__Data for analysis__.
########################################

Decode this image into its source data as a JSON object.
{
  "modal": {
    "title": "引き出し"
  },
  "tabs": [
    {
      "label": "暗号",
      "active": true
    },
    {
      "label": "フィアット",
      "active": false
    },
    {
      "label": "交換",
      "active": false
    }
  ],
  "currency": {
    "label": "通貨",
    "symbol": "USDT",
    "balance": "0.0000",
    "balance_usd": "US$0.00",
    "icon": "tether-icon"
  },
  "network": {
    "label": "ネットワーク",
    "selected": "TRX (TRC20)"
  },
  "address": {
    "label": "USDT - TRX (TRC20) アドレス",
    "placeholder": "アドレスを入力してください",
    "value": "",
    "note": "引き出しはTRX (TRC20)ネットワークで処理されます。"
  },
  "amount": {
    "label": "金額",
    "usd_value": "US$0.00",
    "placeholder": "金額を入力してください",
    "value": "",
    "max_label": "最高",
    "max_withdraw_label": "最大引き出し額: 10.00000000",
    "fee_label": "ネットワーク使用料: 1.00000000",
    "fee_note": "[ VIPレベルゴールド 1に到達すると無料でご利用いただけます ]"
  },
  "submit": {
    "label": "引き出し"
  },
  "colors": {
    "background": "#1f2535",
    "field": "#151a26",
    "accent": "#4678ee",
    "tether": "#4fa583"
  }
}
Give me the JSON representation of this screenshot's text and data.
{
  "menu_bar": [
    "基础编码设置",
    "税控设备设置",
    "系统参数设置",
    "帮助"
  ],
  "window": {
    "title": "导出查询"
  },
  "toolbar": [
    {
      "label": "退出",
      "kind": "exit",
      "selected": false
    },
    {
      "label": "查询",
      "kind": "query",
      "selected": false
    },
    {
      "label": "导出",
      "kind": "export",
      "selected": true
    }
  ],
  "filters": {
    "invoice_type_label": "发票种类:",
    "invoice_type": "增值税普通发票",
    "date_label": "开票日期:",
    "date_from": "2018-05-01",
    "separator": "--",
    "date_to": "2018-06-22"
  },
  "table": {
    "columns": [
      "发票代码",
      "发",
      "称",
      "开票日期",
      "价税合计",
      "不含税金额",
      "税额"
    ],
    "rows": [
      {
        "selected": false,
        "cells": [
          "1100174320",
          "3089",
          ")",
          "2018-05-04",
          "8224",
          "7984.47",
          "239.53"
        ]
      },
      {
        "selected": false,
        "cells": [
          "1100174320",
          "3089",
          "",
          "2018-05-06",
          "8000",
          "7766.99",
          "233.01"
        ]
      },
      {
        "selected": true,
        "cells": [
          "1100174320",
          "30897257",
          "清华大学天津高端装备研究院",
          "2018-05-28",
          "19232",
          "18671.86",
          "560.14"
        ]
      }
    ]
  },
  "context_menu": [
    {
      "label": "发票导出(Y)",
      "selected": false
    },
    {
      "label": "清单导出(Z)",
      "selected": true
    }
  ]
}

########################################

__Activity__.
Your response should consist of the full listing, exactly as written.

__Completed task__.
Decode this image into its source data as a JSON object.
{
  "modal": {
    "title": "引き出し"
  },
  "tabs": [
    {
      "label": "暗号",
      "active": true
    },
    {
      "label": "フィアット",
      "active": false
    },
    {
      "label": "交換",
      "active": false
    }
  ],
  "currency": {
    "label": "通貨",
    "symbol": "USDT",
    "balance": "0.0000",
    "balance_usd": "US$0.00",
    "icon": "tether-icon"
  },
  "network": {
    "label": "ネットワーク",
    "selected": "TRX (TRC20)"
  },
  "address": {
    "label": "USDT - TRX (TRC20) アドレス",
    "placeholder": "アドレスを入力してください",
    "value": "",
    "note": "引き出しはTRX (TRC20)ネットワークで処理されます。"
  },
  "amount": {
    "label": "金額",
    "usd_value": "US$0.00",
    "placeholder": "金額を入力してください",
    "value": "",
    "max_label": "最高",
    "max_withdraw_label": "最大引き出し額: 10.00000000",
    "fee_label": "ネットワーク使用料: 1.00000000",
    "fee_note": "[ VIPレベルゴールド 1に到達すると無料でご利用いただけます ]"
  },
  "submit": {
    "label": "引き出し"
  },
  "colors": {
    "background": "#1f2535",
    "field": "#151a26",
    "accent": "#4678ee",
    "tether": "#4fa583"
  }
}
Give me the JSON representation of this screenshot's text and data.
{
  "menu_bar": [
    "基础编码设置",
    "税控设备设置",
    "系统参数设置",
    "帮助"
  ],
  "window": {
    "title": "导出查询"
  },
  "toolbar": [
    {
      "label": "退出",
      "kind": "exit",
      "selected": false
    },
    {
      "label": "查询",
      "kind": "query",
      "selected": false
    },
    {
      "label": "导出",
      "kind": "export",
      "selected": true
    }
  ],
  "filters": {
    "invoice_type_label": "发票种类:",
    "invoice_type": "增值税普通发票",
    "date_label": "开票日期:",
    "date_from": "2018-05-01",
    "separator": "--",
    "date_to": "2018-06-22"
  },
  "table": {
    "columns": [
      "发票代码",
      "发",
      "称",
      "开票日期",
      "价税合计",
      "不含税金额",
      "税额"
    ],
    "rows": [
      {
        "selected": false,
        "cells": [
          "1100174320",
          "3089",
          ")",
          "2018-05-04",
          "8224",
          "7984.47",
          "239.53"
        ]
      },
      {
        "selected": false,
        "cells": [
          "1100174320",
          "3089",
          "",
          "2018-05-06",
          "8000",
          "7766.99",
          "233.01"
        ]
      },
      {
        "selected": true,
        "cells": [
          "1100174320",
          "30897257",
          "清华大学天津高端装备研究院",
          "2018-05-28",
          "19232",
          "18671.86",
          "560.14"
        ]
      }
    ]
  },
  "context_menu": [
    {
      "label": "发票导出(Y)",
      "selected": false
    },
    {
      "label": "清单导出(Z)",
      "selected": true
    }
  ]
}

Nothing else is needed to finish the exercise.